"A tuning fork with a frequency of 440 Hz is held above a resonance tube partially filled with water. Assuming that the speed of sound in air is 342 m/s, for what heights of the air column will resonances occur?" f_{1} = 440 Hz v = 342m/s I'm not sure if this is refering to an open pipe, or a closed pipe. For an open pipe, f_{n} = (nv)/(2L) = nf_{1} v/(2L) = f_{1} L = v/(2f_{1}) L = 0.3886 m But this is the length for the sound traveling up and down... i think. So the length is 0.194m. However, the answer gives 3 values, 0.194m, 0.583m, 0.972m. Even for a closed pipe, I there is only 1 value... I must be doing something wrong. I don't think the speed of sound in water is a factor, because my first answer seems to be correct...
This is a closed pipe. There is a node at the bottom and an anti-node at the open end. So resonances occur where the length of the pipe is [itex]L = \lambda/4, 3\lambda/4, 5\lambda/4,... (2n+1)\lambda/4[/itex] Using the universal wave equation: [tex]\lambda = v/f [/tex] Substituting the resonance criterion: [itex]\lambda = 4L/(2n+1) = v/f[/itex] resonance occurs at: [tex]L = (2n+1)v/4f = (2n+1)*342/4*440 = (2n+1).194 m.[/tex] AM
That makes sense, except for why f is kept as the initial frequency.
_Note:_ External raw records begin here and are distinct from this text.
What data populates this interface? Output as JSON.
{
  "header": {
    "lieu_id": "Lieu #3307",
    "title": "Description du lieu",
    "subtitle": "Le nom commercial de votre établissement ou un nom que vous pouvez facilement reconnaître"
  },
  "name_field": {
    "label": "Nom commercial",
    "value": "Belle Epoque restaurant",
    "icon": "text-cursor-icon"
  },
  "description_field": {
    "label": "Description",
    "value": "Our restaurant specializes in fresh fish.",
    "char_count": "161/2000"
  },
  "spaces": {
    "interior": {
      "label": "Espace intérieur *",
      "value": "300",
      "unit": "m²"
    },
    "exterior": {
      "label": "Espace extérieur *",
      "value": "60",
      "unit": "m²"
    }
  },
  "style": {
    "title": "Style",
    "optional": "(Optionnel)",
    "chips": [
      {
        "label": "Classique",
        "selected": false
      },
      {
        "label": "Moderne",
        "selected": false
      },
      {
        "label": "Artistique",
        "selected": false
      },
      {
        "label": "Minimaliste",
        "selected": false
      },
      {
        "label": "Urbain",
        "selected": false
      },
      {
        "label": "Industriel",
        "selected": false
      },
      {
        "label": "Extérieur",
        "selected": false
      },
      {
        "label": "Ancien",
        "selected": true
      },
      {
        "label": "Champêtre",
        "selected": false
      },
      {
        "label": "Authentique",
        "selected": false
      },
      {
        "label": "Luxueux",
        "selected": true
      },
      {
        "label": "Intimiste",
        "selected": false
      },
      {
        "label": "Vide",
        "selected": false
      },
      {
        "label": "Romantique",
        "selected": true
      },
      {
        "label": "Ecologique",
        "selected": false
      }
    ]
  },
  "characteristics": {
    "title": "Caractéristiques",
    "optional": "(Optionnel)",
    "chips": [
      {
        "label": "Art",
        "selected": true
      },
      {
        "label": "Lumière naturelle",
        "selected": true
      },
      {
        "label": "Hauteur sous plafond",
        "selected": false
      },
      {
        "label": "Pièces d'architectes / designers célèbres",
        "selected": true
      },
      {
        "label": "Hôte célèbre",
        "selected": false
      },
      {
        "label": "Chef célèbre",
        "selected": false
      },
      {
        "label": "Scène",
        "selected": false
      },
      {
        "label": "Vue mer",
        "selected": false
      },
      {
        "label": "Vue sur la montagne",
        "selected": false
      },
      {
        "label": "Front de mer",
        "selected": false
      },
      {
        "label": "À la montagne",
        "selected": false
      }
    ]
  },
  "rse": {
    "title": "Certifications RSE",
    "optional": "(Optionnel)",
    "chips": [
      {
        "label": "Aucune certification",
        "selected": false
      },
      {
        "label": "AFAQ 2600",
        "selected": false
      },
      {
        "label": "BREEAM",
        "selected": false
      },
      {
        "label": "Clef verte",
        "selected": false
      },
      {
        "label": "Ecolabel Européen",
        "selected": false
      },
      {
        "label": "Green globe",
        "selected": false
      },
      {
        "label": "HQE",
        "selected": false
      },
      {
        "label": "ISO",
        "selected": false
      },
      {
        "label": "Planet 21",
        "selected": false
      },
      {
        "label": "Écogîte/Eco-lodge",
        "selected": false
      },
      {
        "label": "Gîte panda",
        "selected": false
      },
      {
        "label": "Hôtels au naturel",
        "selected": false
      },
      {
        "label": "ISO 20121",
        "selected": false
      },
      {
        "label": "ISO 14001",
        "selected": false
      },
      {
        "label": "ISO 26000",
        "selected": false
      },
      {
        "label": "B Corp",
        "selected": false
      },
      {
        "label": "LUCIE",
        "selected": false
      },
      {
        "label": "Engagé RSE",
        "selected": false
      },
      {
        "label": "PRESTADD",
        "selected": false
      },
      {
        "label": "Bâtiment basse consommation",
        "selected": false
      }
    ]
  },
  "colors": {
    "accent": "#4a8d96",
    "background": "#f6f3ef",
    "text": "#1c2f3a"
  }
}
The formula I have is: L = (mv)/(4f_{m}) where m = 1,3,5,..... and f_{m} = mf_{1} thus L = v/(4f_{1}) why do I use only the initial frequency here?
In this case, there is a tuning fork which provides only the fundamental frequency - a pure sine wave. There are no higher frequencies to resonate in the air column. So you are dealing with the fundamental frequency only. AM